He also encouraged writers to leverage technology in order to be seen in the digital space.
“It is important to tell people who you are and what you do. In today’s world, if people can’t find you, if people can’t search your name, if people can’t isolate your stories from a sea of content, you don’t exist.”
To newcomers of the industry: Humility, creativity, and initiative are qualities the industry values
For youths looking to join the film industry, your attitude matters – not your education. This was a message stressed by Kimberly James, VP of Production, Original Productions Department, HBO Asia.
“It is so important to be ready to tackle anything. It is about humility – we understand that you paid for your education, and there is great respect for that. But, when you are learning the ropes, be ready for anything that comes your way. When you work with good people, they will bring you up with them. They will craft your career; they will guide and mentor you. If they see that you will work hard for them, they will do anything to help you grow.”
She also highlighted that it is important to be a creator, not a technician.
“If you’re handling the camera or running the cables, everything you do is in service to the film. You need to think creatively about the decisions that are being made for the film, and make sure that you are making the right decisions with what you are doing such that it is also in favour of the film. Do not just wait for someone to tell you what to do.”
Indeed, it is important to have the initiative to think creatively on set.
To aspiring film students: Let go of validation
Yes, external validation is important. However, hard work and internal motivation will sustain.
Low Ser En, Independent Producer and Media Education Scholarship (MES) Scholar advises:
“You cannot structure your life around being validated by others. Winning the British Academy of Film and Television Arts (BAFTA) Film Awards or getting into the National Film and Television School (NFTS) did not change my life very much, especially in Singapore. There are people who do not know what BAFTA or NFTS is. These achievements did not help me get more chances of being funded for a film that I like… Going to film school is not the answer. You still have to work hard and keep going because of that passion.”

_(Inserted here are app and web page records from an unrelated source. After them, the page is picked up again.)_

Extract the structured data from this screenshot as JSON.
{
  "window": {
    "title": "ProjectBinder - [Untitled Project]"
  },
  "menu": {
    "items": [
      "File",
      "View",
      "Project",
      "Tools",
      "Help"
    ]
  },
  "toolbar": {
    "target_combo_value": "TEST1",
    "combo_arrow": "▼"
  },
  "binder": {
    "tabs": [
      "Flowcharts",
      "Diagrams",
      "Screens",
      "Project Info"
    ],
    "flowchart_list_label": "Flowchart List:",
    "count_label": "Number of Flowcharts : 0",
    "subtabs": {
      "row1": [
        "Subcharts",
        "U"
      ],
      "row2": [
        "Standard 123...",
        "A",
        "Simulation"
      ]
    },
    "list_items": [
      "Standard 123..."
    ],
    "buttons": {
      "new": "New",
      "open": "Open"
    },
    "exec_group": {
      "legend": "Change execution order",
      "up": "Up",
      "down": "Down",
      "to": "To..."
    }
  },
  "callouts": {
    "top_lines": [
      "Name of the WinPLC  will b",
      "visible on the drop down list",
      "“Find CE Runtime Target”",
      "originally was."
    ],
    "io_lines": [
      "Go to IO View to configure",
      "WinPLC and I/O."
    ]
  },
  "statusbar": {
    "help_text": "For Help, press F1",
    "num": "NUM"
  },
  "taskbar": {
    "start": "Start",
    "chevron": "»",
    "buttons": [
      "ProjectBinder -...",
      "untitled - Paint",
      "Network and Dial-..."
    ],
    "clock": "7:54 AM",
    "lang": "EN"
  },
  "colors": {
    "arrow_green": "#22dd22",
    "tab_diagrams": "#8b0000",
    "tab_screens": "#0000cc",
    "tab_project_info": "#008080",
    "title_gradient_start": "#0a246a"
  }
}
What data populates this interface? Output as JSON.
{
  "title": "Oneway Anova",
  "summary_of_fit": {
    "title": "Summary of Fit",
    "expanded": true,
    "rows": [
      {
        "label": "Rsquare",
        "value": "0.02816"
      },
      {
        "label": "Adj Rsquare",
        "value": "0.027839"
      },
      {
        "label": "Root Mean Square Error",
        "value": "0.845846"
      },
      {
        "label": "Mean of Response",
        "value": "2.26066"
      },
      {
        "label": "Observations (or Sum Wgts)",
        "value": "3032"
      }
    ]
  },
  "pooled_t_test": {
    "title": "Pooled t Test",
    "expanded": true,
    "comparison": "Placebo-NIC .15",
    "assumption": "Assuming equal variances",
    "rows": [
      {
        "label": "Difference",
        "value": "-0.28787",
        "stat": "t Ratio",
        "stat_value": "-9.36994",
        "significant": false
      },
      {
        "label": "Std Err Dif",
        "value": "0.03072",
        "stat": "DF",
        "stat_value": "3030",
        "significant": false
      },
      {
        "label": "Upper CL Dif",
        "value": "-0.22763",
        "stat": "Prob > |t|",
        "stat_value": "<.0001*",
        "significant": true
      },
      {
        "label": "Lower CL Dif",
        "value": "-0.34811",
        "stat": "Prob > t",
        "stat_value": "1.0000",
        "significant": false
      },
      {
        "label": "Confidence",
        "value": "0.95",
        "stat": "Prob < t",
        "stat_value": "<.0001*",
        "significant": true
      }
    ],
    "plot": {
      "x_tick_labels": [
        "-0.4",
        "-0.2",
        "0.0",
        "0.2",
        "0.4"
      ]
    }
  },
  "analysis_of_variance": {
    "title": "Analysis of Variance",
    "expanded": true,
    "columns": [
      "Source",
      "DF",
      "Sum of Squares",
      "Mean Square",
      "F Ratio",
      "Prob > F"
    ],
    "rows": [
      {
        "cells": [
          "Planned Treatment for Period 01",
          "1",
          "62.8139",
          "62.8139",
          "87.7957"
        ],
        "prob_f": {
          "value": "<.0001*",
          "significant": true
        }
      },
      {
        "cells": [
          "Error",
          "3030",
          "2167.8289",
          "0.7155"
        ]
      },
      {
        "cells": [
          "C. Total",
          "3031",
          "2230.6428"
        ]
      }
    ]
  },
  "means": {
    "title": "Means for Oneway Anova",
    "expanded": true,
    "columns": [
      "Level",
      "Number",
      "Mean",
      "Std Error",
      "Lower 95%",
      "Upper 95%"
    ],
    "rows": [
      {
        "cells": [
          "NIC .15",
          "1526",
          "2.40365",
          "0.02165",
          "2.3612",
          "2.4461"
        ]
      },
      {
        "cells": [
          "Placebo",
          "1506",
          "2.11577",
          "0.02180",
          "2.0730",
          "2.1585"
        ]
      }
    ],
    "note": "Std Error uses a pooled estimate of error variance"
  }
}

A completed film is the end of the beginning. What is next is finding the best places to screen it and get recognised. Here’s what Huang Ruilin, Consultant of Honour SG shared about approaching platforms:

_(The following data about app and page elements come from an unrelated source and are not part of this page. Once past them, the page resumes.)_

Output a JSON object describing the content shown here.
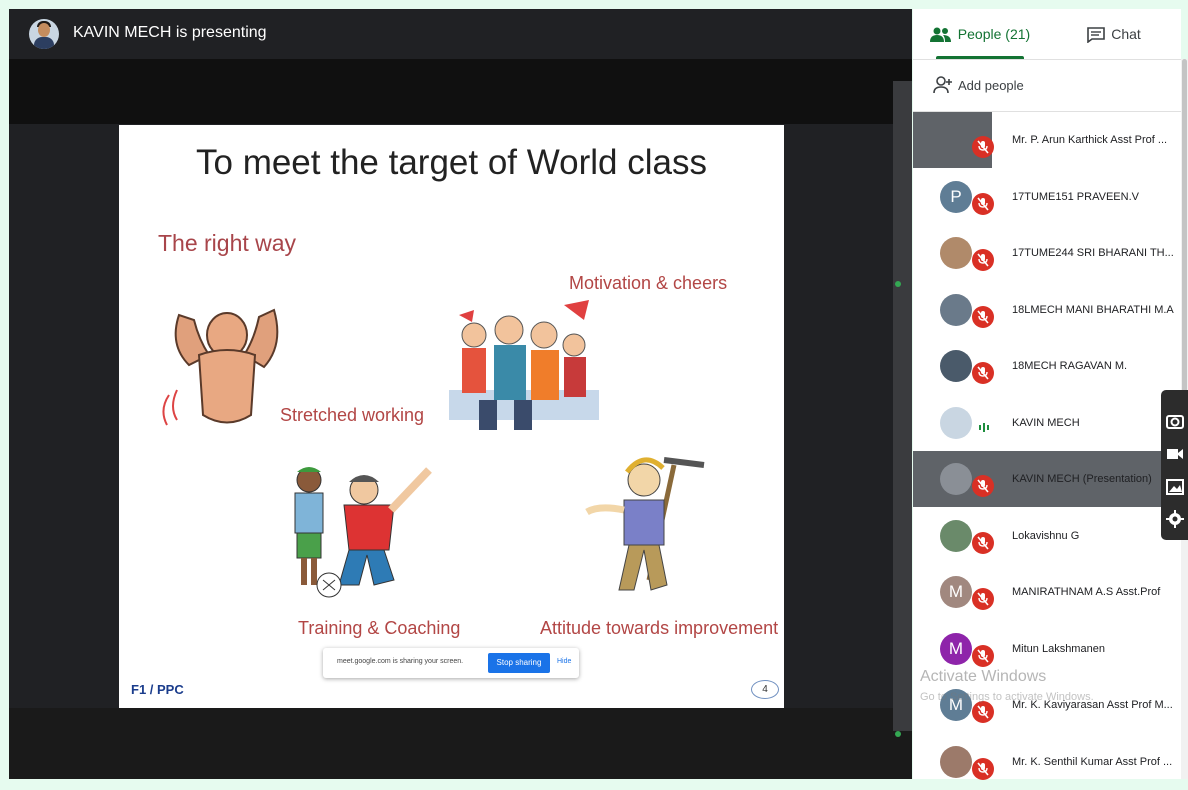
{
  "presenter": {
    "title": "KAVIN MECH is presenting"
  },
  "slide": {
    "title": "To meet the target of World class",
    "labels": {
      "right_way": "The right way",
      "motivation": "Motivation & cheers",
      "stretched": "Stretched working",
      "training": "Training & Coaching",
      "attitude": "Attitude towards improvement"
    },
    "footer": "F1 / PPC",
    "page_number": "4"
  },
  "share_bar": {
    "message": "meet.google.com is sharing your screen.",
    "stop_label": "Stop sharing",
    "hide_label": "Hide"
  },
  "panel": {
    "tabs": {
      "people": "People (21)",
      "chat": "Chat"
    },
    "add_people": "Add people",
    "participants": [
      {
        "name": "Mr. P. Arun Karthick Asst Prof ...",
        "initial": ""
      },
      {
        "name": "17TUME151 PRAVEEN.V",
        "initial": "P"
      },
      {
        "name": "17TUME244 SRI BHARANI TH...",
        "initial": ""
      },
      {
        "name": "18LMECH MANI BHARATHI M.A",
        "initial": ""
      },
      {
        "name": "18MECH RAGAVAN M.",
        "initial": ""
      },
      {
        "name": "KAVIN MECH",
        "initial": ""
      },
      {
        "name": "KAVIN MECH (Presentation)",
        "initial": ""
      },
      {
        "name": "Lokavishnu G",
        "initial": ""
      },
      {
        "name": "MANIRATHNAM A.S Asst.Prof",
        "initial": "M"
      },
      {
        "name": "Mitun Lakshmanen",
        "initial": "M"
      },
      {
        "name": "Mr. K. Kaviyarasan Asst Prof M...",
        "initial": "M"
      },
      {
        "name": "Mr. K. Senthil Kumar Asst Prof ...",
        "initial": ""
      }
    ]
  },
  "watermark": {
    "title": "Activate Windows",
    "subtitle": "Go to Settings to activate Windows."
  },
  "colors": {
    "accent_green": "#137333",
    "mute_red": "#d93025",
    "stage_bg": "#202124",
    "share_blue": "#1a73e8"
  },
  "icons": [
    "people-icon",
    "chat-icon",
    "add-person-icon",
    "mic-off-icon",
    "camera-icon",
    "video-icon",
    "image-icon",
    "gear-icon"
  ]
}
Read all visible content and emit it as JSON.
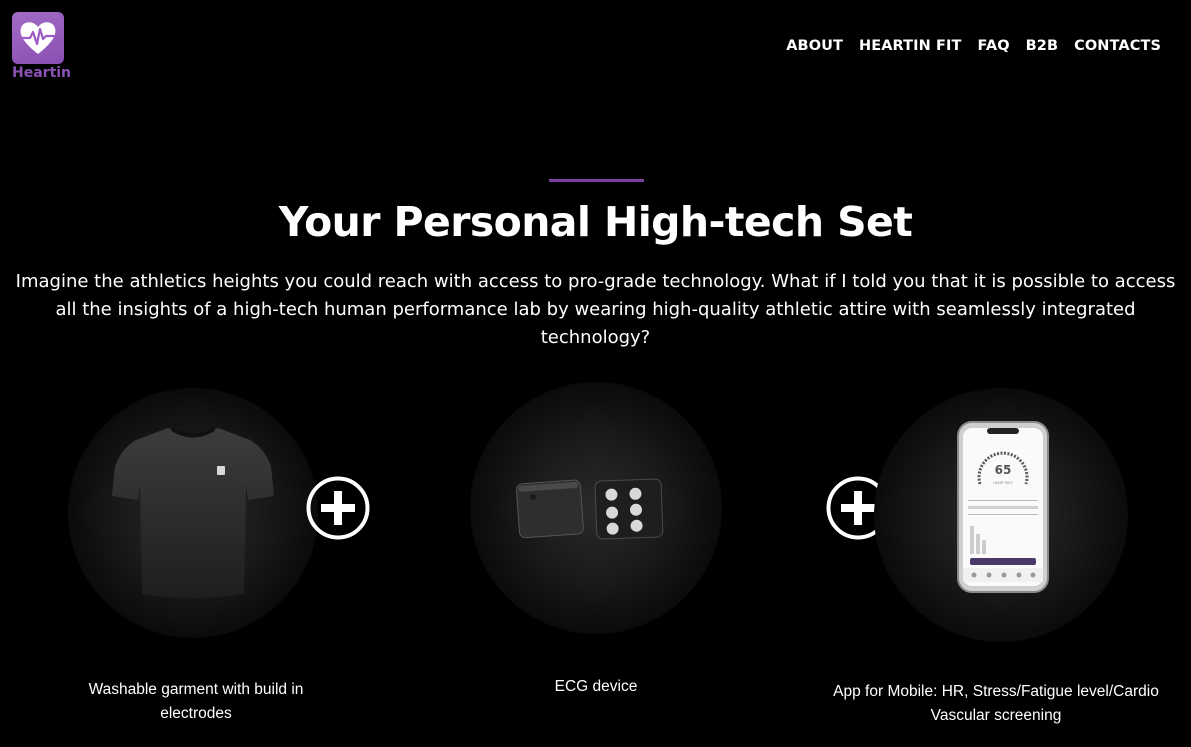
{
  "brand": {
    "name": "Heartin",
    "accent_color": "#8a4fb3"
  },
  "nav": {
    "items": [
      {
        "label": "ABOUT"
      },
      {
        "label": "HEARTIN FIT"
      },
      {
        "label": "FAQ"
      },
      {
        "label": "B2B"
      },
      {
        "label": "CONTACTS"
      }
    ]
  },
  "hero": {
    "title": "Your Personal High-tech Set",
    "intro": "Imagine the athletics heights you could reach with access to pro-grade technology. What if I told you that it is possible to access all the insights of a high-tech human performance lab by wearing high-quality athletic attire with seamlessly integrated technology?"
  },
  "products": [
    {
      "icon": "tshirt-image",
      "caption": "Washable garment with build in electrodes"
    },
    {
      "icon": "ecg-device-image",
      "caption": "ECG device"
    },
    {
      "icon": "mobile-app-image",
      "caption": "App for Mobile: HR, Stress/Fatigue level/Cardio Vascular screening",
      "phone_reading": "65"
    }
  ]
}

“Sometimes, you can tell if a filmmaker has done their homework and research. Filmmakers need to find the right fit, understand what the platform is about, and assess whether it is the right platform for you and your film… When filmmakers come for pitches, you may have a story that is close to your heart but be open to input and feedback.”
Essentially, platforms such as Viddsee, SGIFF, and Honour SG seek to enable filmmakers to tell their stories. For filmmakers, it is important to understand the type of films that resonate with the platform’s audience.

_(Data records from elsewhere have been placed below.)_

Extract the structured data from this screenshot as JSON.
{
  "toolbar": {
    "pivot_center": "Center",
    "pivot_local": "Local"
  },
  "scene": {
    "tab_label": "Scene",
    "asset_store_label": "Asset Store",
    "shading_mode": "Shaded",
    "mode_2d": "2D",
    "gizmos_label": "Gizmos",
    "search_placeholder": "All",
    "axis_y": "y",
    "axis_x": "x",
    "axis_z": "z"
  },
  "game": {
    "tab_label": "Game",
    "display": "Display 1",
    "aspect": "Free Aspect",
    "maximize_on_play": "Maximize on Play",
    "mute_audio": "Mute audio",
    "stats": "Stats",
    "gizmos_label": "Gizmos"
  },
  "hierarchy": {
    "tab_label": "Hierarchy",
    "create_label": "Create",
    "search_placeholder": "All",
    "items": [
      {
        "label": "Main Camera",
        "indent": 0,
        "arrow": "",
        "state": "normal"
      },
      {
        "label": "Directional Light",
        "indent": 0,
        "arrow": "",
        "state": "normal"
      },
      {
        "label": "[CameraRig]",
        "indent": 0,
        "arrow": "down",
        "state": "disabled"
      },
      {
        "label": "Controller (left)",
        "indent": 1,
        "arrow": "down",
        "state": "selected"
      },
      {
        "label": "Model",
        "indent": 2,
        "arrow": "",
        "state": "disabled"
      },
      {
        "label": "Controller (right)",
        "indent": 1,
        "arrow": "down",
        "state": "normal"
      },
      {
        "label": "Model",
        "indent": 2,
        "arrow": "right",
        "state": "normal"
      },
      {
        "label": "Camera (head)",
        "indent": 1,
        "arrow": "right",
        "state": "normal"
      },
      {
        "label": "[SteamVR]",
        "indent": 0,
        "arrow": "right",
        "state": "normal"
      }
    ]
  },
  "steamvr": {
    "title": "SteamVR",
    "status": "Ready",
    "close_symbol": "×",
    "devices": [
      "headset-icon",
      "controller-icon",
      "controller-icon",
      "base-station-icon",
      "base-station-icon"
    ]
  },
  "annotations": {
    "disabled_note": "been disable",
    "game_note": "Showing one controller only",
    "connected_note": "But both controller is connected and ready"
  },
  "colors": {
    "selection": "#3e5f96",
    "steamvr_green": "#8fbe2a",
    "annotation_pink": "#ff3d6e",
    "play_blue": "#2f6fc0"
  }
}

And… for the introverts
Put yourself out there, the community will accept you. Here’s what Jerrold and Shoki, both who consider themselves introverts, have to say:
“The film industry involves a lot of networking, events, pitching of ideas, and convincing others that your film is worthy of being made or shown. It is something that I have learnt to be more opened to. After a while, it starts to be fun. People become your friends. There is a community that is connected by love of cinemas or stories. Very quickly, this glass or façade melts away.” – Jerrold Chong, Director of “Piece of Meat”
“You have to put yourself out there, because ultimately, film is not something you can fund or make alone. You have to meet people and get out of your comfort zone. But this is not to discourage introverts from entering the film industry. At the end, it is about the craft, and people will accept you for who you are.” – Shoki Lin, Director of “ADAM”